▸ **RECORDS SHOWN**:

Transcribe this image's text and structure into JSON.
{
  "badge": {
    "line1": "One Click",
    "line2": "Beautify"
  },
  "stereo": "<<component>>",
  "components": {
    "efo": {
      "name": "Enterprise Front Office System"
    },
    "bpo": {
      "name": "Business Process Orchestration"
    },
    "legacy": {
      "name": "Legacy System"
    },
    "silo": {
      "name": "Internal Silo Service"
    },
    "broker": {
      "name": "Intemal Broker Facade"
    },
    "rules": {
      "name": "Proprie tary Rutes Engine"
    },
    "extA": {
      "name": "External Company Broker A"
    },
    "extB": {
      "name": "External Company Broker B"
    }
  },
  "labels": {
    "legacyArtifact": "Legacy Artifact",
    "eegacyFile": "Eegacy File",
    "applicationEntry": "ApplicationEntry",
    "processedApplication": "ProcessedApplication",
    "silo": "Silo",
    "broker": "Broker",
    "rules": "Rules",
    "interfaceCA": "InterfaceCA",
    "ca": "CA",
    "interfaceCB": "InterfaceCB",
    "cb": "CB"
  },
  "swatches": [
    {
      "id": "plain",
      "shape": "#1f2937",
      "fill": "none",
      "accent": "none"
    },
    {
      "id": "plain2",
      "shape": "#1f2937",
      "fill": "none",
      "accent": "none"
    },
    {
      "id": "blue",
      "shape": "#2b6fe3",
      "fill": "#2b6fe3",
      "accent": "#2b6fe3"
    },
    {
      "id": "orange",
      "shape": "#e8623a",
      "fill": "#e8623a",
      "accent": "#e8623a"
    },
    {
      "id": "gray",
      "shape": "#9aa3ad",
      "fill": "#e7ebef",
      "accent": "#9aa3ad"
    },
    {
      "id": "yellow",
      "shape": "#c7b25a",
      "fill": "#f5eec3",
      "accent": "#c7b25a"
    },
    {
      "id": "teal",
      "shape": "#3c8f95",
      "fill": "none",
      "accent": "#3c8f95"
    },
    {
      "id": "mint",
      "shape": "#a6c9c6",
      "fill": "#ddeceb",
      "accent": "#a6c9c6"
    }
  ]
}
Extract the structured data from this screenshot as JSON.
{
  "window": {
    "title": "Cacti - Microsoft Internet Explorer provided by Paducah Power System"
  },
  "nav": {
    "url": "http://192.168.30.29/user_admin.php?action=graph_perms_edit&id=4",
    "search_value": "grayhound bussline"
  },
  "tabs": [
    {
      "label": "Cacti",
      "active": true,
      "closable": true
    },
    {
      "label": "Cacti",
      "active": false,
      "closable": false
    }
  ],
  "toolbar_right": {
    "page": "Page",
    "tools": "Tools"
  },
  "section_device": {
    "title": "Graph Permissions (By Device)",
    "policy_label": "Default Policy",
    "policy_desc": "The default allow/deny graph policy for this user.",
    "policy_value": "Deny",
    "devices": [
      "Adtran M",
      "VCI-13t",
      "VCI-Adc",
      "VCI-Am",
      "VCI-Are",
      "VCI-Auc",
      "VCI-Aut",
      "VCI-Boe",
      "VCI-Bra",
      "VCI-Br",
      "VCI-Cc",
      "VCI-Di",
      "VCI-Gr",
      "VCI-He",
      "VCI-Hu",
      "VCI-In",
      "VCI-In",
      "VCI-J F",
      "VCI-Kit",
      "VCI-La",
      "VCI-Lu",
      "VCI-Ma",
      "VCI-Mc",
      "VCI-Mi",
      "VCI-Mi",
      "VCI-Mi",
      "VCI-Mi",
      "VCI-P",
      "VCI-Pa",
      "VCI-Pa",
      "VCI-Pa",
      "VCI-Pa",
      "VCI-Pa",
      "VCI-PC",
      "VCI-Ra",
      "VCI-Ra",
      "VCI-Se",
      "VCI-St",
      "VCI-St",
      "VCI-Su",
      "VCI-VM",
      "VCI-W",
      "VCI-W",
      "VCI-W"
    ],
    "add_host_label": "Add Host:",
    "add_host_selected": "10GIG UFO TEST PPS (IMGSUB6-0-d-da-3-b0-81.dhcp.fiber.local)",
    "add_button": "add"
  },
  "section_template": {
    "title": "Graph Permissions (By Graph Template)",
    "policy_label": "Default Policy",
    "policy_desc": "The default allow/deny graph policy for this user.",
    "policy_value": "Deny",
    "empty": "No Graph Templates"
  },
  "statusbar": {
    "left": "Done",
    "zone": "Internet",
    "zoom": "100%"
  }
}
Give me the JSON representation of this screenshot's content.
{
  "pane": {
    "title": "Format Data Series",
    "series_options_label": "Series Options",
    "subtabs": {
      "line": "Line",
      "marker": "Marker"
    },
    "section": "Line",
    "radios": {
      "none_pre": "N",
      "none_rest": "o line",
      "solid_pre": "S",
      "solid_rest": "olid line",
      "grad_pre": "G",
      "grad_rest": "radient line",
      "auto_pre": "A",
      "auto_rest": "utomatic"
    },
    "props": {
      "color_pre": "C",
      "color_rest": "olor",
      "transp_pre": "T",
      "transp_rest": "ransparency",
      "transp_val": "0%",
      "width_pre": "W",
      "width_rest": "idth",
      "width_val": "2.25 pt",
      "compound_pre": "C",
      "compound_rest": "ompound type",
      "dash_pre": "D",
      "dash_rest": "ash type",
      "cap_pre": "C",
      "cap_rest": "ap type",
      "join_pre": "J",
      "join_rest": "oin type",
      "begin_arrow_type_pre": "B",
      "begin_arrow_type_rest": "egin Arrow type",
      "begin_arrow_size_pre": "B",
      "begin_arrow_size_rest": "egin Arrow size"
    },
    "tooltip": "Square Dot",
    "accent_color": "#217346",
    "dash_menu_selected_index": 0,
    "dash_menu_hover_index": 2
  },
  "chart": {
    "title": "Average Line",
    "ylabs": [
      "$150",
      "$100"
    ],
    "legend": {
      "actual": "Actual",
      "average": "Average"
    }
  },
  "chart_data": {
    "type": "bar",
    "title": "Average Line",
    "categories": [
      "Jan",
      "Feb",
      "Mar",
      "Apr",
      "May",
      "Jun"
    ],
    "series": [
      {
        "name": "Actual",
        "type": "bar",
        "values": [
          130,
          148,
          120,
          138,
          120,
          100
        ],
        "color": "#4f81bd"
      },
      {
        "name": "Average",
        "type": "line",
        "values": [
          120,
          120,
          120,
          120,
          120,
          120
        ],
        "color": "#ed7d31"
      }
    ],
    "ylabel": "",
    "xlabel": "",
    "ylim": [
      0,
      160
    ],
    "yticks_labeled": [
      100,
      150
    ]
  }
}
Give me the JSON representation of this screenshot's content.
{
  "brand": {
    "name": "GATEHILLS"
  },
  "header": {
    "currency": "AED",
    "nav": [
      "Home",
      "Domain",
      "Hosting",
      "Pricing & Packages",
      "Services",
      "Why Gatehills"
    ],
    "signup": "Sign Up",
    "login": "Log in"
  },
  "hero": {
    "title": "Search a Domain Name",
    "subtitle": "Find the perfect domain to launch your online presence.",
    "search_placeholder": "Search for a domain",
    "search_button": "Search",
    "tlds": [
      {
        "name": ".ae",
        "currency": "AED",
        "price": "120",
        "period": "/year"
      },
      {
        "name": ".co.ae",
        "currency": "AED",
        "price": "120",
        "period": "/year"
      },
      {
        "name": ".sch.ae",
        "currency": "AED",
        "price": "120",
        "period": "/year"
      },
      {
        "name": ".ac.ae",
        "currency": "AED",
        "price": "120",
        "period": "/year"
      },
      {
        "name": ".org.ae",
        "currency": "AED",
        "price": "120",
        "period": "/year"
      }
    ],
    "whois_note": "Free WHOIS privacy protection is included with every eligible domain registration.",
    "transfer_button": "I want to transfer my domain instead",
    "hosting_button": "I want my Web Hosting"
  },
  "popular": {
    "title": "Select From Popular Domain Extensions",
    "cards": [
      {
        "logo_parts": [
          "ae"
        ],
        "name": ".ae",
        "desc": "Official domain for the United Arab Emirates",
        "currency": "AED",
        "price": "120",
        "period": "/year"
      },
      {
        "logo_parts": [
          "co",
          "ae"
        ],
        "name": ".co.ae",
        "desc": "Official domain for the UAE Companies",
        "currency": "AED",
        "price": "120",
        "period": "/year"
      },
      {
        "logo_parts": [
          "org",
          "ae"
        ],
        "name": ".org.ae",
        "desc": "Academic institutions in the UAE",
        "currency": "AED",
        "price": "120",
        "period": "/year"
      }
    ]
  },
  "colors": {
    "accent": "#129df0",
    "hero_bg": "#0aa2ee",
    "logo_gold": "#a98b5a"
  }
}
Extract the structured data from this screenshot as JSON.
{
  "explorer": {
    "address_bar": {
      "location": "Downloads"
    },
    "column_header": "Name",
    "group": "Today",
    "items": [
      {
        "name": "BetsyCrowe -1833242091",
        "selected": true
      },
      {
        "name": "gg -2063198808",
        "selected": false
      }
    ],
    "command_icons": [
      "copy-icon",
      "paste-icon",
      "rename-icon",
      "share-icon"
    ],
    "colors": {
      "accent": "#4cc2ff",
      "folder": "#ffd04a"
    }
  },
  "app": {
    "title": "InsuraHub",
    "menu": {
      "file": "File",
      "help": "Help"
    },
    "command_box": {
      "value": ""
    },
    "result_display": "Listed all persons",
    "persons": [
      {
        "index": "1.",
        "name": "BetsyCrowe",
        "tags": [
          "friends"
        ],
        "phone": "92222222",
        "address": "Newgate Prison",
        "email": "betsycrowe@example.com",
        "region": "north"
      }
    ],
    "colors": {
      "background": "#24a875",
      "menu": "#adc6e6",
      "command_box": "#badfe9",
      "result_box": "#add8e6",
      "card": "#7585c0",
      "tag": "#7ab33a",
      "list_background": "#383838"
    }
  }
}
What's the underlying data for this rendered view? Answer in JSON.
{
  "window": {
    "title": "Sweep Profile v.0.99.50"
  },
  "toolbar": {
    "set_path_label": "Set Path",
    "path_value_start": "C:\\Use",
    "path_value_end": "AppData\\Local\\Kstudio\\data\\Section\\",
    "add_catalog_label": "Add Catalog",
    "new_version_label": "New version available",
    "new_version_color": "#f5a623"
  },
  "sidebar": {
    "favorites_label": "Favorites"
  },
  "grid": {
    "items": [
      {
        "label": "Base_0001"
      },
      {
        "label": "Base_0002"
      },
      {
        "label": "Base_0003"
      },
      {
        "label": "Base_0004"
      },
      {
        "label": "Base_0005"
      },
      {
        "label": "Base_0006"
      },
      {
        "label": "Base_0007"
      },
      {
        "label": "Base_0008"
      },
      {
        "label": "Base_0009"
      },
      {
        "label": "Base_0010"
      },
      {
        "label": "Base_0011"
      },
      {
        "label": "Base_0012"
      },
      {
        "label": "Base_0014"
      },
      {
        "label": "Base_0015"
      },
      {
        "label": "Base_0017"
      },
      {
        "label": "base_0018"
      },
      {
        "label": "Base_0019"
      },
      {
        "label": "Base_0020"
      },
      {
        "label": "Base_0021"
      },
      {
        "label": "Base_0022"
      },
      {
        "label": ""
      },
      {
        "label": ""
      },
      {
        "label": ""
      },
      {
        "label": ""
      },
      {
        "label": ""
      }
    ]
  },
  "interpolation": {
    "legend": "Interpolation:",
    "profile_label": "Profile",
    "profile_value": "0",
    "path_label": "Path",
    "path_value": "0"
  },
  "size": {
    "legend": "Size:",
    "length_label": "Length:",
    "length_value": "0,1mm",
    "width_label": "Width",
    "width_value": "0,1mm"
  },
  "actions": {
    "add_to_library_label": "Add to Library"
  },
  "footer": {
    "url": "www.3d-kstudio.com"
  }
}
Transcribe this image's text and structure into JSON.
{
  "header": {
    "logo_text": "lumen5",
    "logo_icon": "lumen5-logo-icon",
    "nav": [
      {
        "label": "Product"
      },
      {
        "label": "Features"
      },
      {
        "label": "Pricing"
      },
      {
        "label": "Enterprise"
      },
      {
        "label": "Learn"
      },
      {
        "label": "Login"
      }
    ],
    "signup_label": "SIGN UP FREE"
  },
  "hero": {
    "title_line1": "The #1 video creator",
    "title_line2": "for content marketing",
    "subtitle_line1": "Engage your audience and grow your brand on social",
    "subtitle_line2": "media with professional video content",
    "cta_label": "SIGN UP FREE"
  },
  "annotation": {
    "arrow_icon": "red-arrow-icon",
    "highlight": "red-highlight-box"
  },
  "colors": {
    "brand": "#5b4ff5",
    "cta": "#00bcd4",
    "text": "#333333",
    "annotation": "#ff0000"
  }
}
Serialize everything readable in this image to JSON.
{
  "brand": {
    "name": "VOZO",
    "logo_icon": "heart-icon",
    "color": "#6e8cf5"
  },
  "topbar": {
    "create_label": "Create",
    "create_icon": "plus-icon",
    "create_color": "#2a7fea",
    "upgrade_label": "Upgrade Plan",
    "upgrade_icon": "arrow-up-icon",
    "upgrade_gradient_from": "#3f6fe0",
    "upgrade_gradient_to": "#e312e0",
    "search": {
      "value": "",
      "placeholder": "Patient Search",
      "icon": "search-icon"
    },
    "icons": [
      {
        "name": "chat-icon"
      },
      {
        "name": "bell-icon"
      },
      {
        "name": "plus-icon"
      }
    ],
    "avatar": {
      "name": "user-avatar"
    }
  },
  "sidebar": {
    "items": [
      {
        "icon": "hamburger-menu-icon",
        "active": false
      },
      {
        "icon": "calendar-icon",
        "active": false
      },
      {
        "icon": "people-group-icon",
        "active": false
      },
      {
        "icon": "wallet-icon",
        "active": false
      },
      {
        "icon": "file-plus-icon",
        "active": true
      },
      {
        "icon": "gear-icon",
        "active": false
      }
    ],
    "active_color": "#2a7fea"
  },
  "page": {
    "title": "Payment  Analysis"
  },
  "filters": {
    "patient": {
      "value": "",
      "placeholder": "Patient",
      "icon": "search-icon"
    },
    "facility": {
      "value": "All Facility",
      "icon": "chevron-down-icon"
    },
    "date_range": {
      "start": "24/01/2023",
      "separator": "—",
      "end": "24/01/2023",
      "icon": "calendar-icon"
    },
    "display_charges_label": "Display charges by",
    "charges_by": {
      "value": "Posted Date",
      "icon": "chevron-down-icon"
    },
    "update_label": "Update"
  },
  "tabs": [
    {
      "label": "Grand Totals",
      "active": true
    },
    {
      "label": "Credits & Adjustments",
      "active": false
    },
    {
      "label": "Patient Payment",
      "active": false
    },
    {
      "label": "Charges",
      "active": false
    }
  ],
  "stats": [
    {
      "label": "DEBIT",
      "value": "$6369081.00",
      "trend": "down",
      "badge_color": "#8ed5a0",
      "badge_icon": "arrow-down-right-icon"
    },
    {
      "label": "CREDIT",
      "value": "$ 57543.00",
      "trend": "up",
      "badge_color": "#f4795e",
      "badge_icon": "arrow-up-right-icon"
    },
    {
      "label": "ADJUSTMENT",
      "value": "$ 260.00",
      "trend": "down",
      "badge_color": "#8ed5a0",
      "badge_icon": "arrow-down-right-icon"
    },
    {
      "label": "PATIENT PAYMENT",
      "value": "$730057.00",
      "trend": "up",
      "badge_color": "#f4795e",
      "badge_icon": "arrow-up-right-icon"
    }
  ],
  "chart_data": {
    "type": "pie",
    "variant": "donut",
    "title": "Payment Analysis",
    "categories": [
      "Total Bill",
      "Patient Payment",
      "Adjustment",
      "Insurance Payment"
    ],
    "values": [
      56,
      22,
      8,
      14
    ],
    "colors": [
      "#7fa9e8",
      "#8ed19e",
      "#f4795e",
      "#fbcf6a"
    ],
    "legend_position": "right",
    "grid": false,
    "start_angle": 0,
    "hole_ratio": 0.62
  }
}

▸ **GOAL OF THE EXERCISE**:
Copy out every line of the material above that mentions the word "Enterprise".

▸ **OUTPUT OF THE EXERCISE**:
      "name": "Enterprise Front Office System"
        "label": "Enterprise"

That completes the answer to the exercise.